## YOUR OBJECTIVE
Using the data below, copy every line that contains the word "code".

## GIVEN DATA
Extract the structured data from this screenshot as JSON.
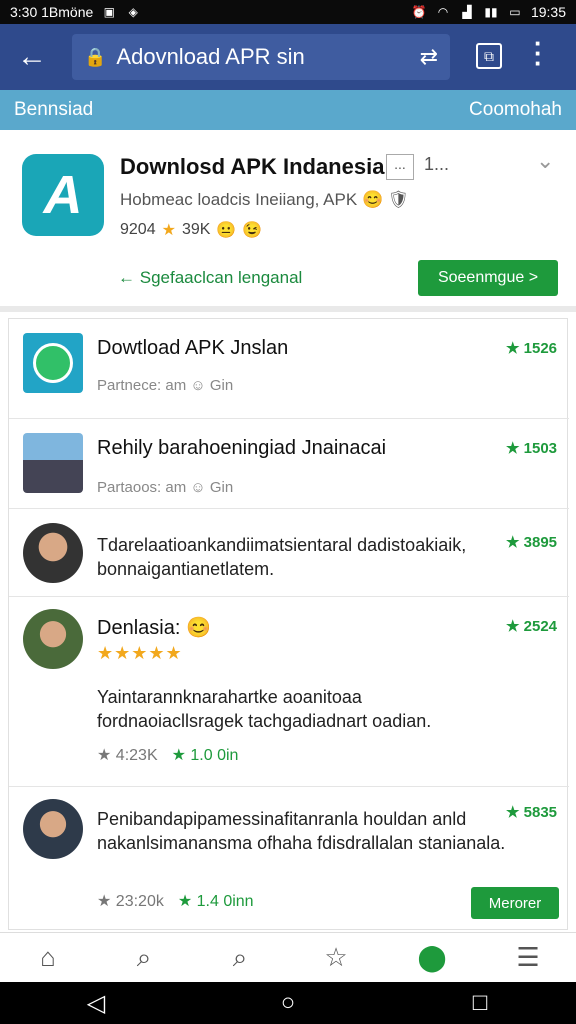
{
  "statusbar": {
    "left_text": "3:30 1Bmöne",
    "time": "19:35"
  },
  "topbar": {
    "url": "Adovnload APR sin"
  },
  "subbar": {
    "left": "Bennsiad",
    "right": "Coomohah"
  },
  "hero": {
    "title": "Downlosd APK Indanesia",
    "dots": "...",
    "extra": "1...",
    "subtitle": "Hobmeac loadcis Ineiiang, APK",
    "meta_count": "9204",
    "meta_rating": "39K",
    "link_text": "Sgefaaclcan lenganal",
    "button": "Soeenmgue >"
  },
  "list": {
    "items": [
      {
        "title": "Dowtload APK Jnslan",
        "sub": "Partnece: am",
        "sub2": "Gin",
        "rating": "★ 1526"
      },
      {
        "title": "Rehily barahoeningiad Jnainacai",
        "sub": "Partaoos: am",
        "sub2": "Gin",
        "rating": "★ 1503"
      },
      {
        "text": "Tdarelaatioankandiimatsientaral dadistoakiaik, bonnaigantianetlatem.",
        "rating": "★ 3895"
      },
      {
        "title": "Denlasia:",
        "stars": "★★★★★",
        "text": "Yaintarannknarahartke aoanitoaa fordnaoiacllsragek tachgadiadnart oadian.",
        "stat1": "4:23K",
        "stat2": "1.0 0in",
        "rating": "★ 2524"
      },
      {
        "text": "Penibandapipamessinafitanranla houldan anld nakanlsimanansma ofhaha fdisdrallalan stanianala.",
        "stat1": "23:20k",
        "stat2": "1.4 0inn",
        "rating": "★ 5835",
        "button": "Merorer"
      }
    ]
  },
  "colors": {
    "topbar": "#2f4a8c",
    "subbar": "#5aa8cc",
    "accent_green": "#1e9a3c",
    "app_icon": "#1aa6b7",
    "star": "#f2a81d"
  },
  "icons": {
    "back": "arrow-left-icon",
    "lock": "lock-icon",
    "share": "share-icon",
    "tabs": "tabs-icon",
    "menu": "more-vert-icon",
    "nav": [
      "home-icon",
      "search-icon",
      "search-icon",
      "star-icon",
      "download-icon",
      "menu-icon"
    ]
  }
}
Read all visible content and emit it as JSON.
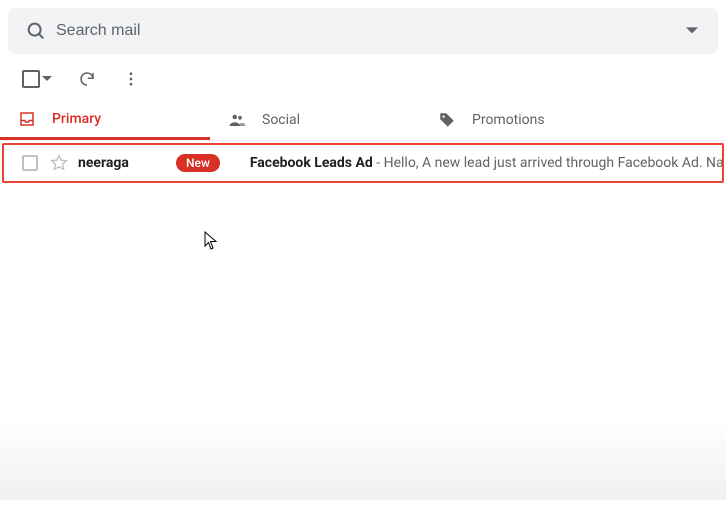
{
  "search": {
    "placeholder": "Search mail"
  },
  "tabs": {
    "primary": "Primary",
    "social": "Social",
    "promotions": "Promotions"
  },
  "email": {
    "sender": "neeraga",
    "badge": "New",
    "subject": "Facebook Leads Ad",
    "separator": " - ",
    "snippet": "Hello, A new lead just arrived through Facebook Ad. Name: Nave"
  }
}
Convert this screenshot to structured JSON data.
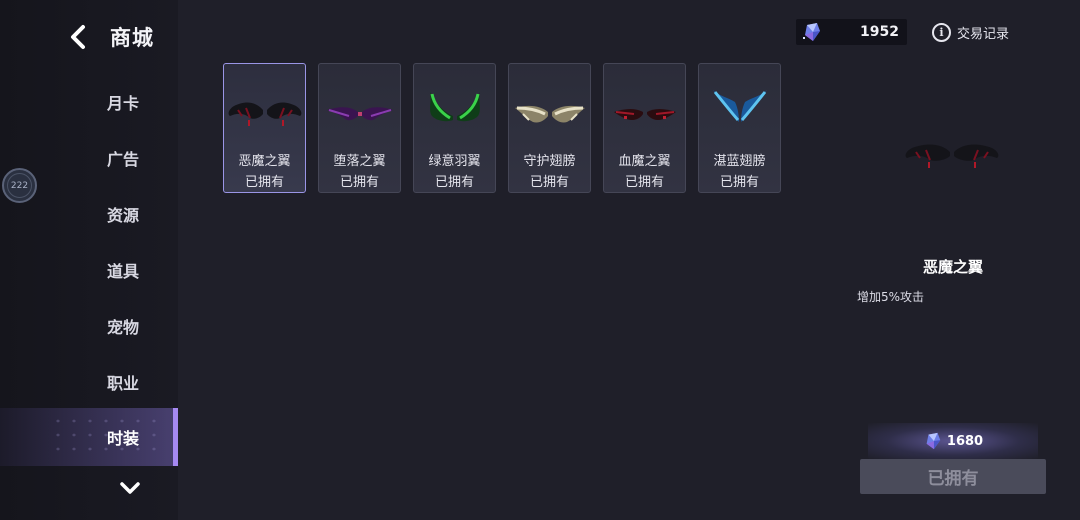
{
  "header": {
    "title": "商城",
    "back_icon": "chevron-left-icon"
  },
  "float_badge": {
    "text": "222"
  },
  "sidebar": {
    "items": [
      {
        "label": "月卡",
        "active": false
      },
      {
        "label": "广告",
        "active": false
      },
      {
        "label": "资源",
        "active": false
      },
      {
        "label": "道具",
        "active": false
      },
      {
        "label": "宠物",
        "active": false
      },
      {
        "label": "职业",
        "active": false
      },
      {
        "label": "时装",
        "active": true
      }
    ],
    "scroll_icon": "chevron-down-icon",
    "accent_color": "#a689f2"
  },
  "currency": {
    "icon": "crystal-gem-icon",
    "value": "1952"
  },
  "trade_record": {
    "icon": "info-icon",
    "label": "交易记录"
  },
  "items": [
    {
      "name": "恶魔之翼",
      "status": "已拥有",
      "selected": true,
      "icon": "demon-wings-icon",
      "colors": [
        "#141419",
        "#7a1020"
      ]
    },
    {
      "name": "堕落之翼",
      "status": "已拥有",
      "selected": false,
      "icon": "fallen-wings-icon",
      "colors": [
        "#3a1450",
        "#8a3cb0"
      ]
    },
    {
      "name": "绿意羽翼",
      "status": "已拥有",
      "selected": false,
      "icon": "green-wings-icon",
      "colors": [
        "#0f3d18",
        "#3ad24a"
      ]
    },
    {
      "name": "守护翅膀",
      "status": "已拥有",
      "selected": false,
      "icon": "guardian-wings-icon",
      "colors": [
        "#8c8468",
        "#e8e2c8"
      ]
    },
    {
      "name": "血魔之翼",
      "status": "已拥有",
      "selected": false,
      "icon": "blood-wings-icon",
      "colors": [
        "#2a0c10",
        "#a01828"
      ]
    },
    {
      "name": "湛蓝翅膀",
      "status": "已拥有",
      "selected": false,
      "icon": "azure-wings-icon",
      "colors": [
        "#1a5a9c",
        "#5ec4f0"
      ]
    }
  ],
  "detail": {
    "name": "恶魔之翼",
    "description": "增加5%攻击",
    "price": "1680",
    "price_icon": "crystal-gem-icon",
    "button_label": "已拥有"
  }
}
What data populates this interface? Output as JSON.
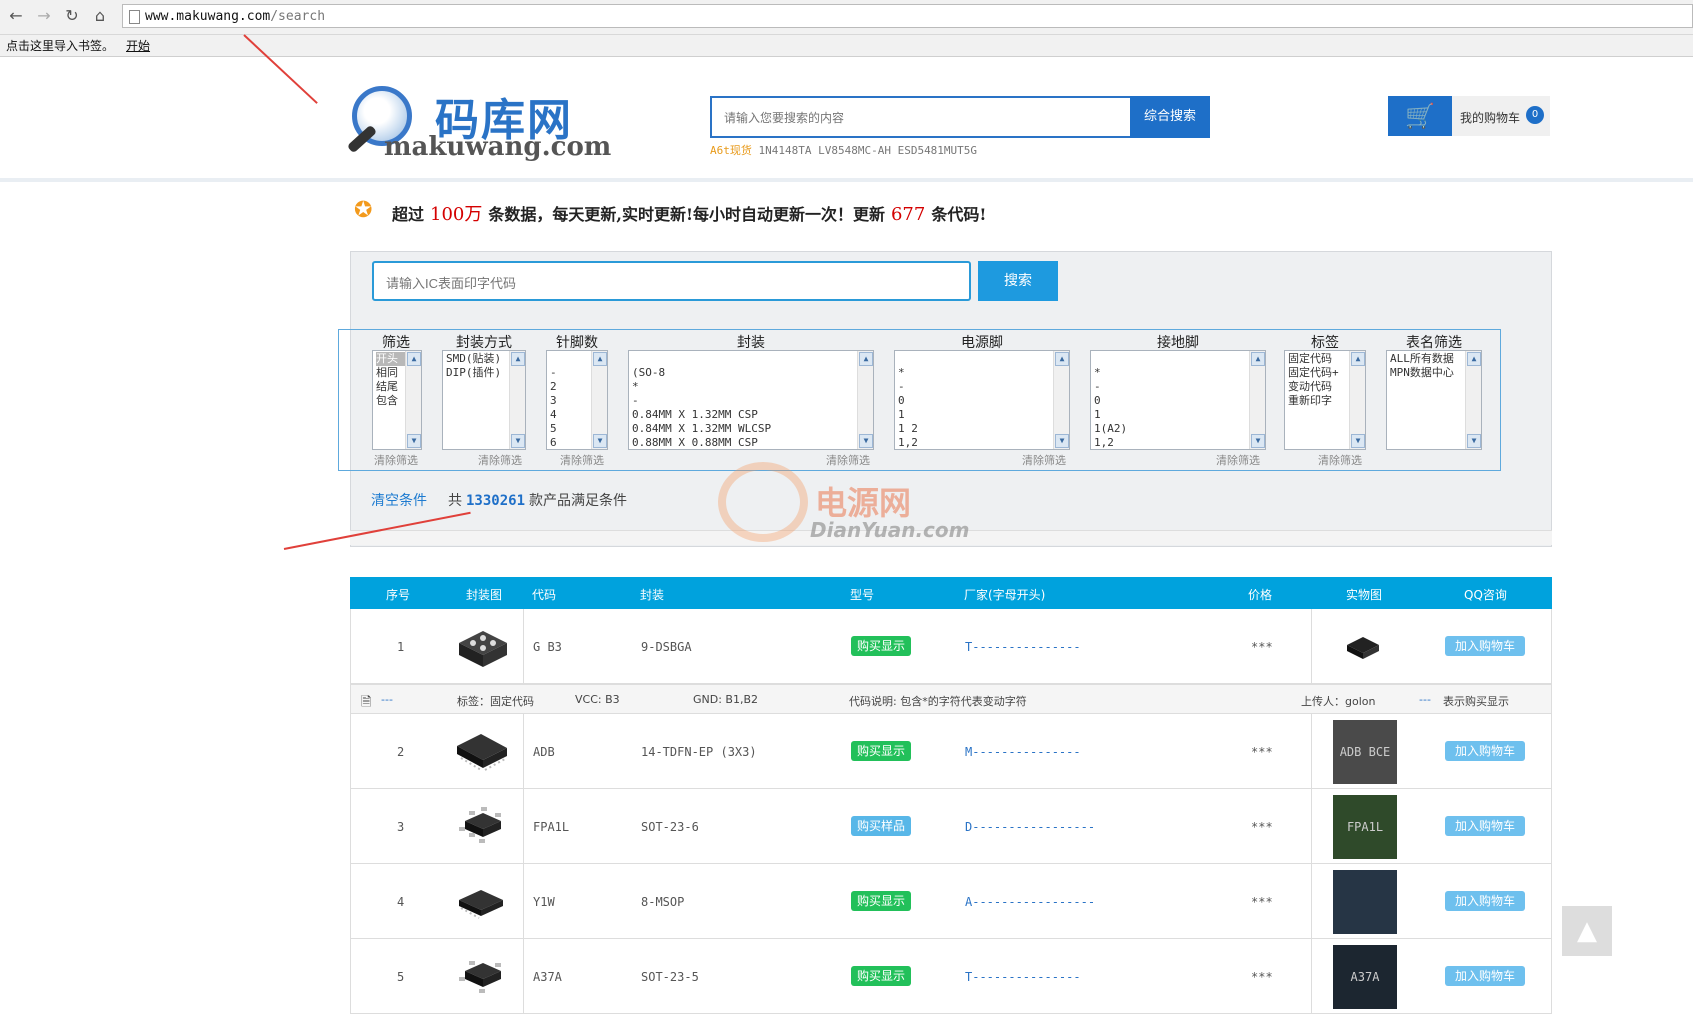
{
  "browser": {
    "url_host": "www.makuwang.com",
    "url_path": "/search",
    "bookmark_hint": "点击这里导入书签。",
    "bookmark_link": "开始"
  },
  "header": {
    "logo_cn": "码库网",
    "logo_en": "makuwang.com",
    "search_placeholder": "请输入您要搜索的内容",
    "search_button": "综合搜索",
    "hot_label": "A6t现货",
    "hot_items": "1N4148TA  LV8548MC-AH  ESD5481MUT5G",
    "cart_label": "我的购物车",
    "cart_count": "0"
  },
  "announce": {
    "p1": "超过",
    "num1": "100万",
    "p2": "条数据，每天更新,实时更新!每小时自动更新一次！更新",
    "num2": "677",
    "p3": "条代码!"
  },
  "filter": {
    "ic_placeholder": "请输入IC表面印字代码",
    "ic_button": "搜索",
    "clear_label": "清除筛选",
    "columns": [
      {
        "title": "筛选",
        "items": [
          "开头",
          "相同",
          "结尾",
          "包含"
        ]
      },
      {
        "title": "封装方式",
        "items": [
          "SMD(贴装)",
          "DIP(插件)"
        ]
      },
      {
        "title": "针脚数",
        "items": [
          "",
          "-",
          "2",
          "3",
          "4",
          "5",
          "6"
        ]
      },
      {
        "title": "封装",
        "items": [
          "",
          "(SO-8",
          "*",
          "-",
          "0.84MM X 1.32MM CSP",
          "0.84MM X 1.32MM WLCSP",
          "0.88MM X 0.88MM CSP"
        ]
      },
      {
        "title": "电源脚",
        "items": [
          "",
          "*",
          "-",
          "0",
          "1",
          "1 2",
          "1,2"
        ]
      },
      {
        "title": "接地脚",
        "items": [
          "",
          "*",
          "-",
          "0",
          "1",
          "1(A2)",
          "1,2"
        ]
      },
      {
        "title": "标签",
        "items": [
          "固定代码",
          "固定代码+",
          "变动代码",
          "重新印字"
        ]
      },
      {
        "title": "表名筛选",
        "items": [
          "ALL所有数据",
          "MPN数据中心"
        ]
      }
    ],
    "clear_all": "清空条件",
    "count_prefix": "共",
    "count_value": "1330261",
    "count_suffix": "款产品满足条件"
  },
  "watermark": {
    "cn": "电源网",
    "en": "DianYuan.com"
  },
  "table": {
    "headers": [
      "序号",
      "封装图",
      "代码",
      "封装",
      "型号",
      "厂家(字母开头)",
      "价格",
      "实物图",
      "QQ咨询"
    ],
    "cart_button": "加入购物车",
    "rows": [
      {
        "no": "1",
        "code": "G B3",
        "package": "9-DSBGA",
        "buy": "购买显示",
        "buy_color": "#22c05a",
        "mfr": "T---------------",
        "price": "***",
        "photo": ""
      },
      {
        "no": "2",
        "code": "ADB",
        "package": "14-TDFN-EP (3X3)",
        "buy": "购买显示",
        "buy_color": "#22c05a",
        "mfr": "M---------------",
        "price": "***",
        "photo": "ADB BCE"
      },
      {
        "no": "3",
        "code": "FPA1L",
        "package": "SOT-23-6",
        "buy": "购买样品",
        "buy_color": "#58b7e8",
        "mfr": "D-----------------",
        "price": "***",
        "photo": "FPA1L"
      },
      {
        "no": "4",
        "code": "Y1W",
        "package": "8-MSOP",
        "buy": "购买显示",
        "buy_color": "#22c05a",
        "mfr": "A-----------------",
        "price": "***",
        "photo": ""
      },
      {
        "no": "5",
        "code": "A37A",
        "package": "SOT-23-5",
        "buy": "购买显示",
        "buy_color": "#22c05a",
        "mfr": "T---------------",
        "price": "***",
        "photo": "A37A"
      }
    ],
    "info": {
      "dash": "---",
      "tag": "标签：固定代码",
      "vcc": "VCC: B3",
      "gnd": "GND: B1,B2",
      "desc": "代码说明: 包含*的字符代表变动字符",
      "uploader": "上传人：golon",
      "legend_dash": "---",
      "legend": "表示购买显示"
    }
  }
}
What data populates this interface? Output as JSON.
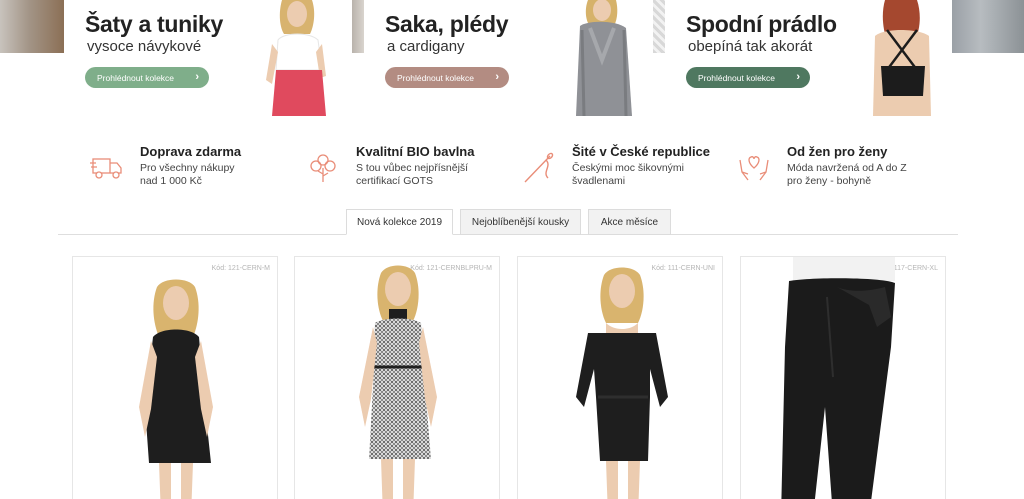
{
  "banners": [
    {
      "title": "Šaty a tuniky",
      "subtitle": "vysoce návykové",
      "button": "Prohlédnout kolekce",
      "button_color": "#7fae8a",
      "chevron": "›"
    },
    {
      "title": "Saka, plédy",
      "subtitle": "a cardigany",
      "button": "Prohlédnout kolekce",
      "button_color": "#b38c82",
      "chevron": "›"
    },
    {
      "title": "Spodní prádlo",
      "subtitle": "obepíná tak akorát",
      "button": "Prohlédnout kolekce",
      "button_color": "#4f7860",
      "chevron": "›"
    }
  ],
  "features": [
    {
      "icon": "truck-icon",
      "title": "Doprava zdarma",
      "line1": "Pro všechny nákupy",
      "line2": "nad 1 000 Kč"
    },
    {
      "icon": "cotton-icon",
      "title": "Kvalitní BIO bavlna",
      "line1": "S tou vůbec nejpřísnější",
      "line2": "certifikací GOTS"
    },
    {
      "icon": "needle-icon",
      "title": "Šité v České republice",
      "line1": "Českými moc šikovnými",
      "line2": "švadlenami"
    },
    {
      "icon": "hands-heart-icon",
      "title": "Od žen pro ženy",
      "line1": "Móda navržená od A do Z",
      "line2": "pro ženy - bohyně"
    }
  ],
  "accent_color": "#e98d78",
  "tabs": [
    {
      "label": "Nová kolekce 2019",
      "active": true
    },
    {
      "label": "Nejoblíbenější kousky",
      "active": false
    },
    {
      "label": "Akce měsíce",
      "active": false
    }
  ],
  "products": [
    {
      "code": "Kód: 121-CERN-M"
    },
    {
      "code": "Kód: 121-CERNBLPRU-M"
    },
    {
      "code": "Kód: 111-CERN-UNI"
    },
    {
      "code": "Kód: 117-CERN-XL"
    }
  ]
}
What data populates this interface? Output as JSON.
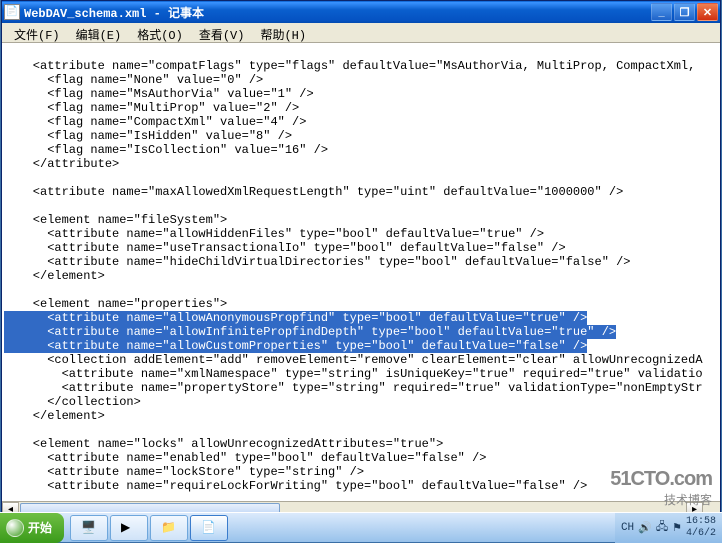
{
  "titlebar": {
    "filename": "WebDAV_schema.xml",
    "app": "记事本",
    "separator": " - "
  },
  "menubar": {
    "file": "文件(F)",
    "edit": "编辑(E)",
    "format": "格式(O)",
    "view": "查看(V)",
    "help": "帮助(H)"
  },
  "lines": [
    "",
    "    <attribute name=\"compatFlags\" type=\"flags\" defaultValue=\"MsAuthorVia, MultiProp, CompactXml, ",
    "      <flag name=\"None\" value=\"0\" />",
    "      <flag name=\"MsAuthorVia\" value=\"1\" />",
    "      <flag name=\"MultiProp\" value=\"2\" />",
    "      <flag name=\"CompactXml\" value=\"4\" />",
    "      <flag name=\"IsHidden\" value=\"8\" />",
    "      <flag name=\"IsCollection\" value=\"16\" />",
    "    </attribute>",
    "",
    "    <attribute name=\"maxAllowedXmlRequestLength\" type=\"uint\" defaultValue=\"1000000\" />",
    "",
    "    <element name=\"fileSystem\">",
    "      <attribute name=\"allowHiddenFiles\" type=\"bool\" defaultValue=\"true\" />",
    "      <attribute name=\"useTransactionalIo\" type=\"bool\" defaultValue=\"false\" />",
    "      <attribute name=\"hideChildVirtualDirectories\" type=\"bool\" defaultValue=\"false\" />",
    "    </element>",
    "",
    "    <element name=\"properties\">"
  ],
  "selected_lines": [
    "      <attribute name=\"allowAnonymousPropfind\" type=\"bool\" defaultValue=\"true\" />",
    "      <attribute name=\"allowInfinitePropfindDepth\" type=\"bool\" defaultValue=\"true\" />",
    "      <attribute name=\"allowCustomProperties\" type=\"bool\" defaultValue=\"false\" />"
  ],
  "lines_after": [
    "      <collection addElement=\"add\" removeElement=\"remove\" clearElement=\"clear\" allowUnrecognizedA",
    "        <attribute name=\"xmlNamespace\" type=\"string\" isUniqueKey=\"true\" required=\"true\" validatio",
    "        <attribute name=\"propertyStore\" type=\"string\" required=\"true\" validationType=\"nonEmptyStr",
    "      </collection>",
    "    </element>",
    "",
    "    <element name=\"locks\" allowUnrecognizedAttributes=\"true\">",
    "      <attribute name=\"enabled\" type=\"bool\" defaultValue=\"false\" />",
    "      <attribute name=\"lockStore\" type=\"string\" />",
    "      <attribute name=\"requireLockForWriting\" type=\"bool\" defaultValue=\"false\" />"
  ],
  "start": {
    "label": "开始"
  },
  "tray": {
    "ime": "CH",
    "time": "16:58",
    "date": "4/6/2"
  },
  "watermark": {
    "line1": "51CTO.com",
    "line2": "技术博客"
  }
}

## SOLUTION FOR THIS TASK
        "code": "G B3",
        "code": "ADB",
        "code": "FPA1L",
        "code": "Y1W",
        "code": "A37A",
      "code": "Kód: 121-CERN-M"
      "code": "Kód: 121-CERNBLPRU-M"
      "code": "Kód: 111-CERN-UNI"
      "code": "Kód: 117-CERN-XL"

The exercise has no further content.